But progress has been slower than in some other provinces. Manitoba still has the highest youth incarceration rate in the country, and half of youth in custody haven't been convicted.
There has been a 60 per cent decrease in the number of Manitoba youths on remand over the past five years, provincial statistics show. That number was 162 at the end of 2014, and it dropped to 64 by the end of last year. The province recently released the statistics as part of its Criminal Justice Modernization Strategy.
Manitoba Justice couldn't pinpoint specific reasons for the decline, which has been happening for decades in other parts of the country, and didn't make anyone available for an interview. The Winnipeg Police Service also declined to comment.
"There are a number of factors that can affect the number of youth in custody, and it is often difficult to isolate which is having the greatest effect. Decisions by police to arrest, activity in the community, decisions by the Crown and the court, and initiatives such as restorative justice all have a role," a justice department spokeswoman said in a statement.
Being held in custody on remand means the youth (ages 12 to 18) are waiting for their court cases to conclude and haven't been convicted. Fifty per cent of the youth who were in jail in Manitoba in 2018 were on remand in pretrial custody, compared with 58 per cent of adults in custody.
The decline is significant and happened relatively quickly, says University of Toronto criminologist Anthony Doob, who has been studying Canada's youth criminal justice system for 44 years. He noted proportions of youth in pretrial custody in Alberta, B.C., and Ontario hover around 70 per cent, but those provinces jail much lower rates of youth to begin with. Still, Doob described the decreases in Manitoba, and across the country in general, as "impressive."
"Think about the number of people who have to change their decision-making process for that to happen. We saw that most dramatically across the country between 2002 and 2003, when the (Youth Criminal Justice Act came into effect)," he said.
"When we start looking at what we do with kids, and we look carefully and decide whether this (incarceration) is the best thing, then it's something that government policy can change. And it changes pretty quickly."
Doob, along with fellow researchers Cheryl Marie Webster and Jane B. Sprott, looked into Canada's efforts to reduce youth imprisonment as far back as 1914. They found fewer youth crimes are being reported to police, and police are generally laying fewer charges against youth in Canada. The way courts handle youth cases have also played a role in reducing incarceration, the researchers found, with an increasing number of cases being thrown out of court or non-jail sentences imposed.
Their research is soon to be published in an academic journal, but it makes clear "more thorough study is needed" when it comes to high rates of pretrial custody, particularly for Indigenous people, as well as comparisons between different parts of the country. Ontario, for example, saw a 79 per cent drop in the number of youth sentenced to custody between 2004 and 2017. Manitoba's decline was only 22 per cent during the same time period.
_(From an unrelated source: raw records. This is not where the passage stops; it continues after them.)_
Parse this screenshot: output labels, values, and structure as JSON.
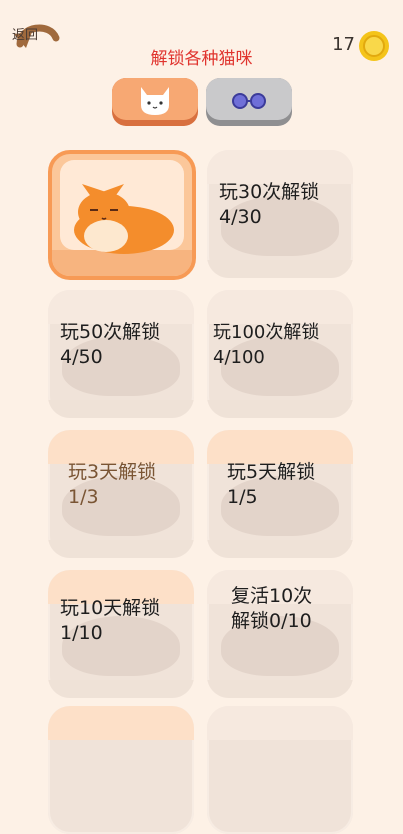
{
  "header": {
    "back_label": "返回",
    "title": "解锁各种猫咪",
    "coin_count": "17"
  },
  "tabs": [
    {
      "icon": "cat-face-icon",
      "selected": true
    },
    {
      "icon": "glasses-icon",
      "selected": false
    }
  ],
  "cards": [
    {
      "label": "",
      "status": "unlocked"
    },
    {
      "label": "玩30次解锁\n4/30",
      "status": "locked"
    },
    {
      "label": "玩50次解锁\n4/50",
      "status": "locked"
    },
    {
      "label": "玩100次解锁\n4/100",
      "status": "locked"
    },
    {
      "label": "玩3天解锁\n1/3",
      "status": "locked"
    },
    {
      "label": "玩5天解锁\n1/5",
      "status": "locked"
    },
    {
      "label": "玩10天解锁\n1/10",
      "status": "locked"
    },
    {
      "label": "复活10次\n解锁0/10",
      "status": "locked"
    }
  ],
  "colors": {
    "background": "#fdf1e6",
    "title": "#e0342e",
    "selected_border": "#f79a55",
    "coin": "#f4c41a"
  }
}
As of Thursday, both of Manitoba's youth jails were operating well under capacity, with 62 in Agassiz Youth Centre and 73 in the Manitoba Youth Centre. The jails are meant to hold a maximum of 128 and 150, respectively.
Manitoba's Advocate for Children and Youth, as well as the province's independent ombudsman's office, have raised concerns about conditions within Manitoba youth jails. Earlier this year, they raised alarm about high rates of segregation and pepper-spray use among incarcerated youth after a two-year investigation.
Katie May reports on courts, crime and justice for the Free Press.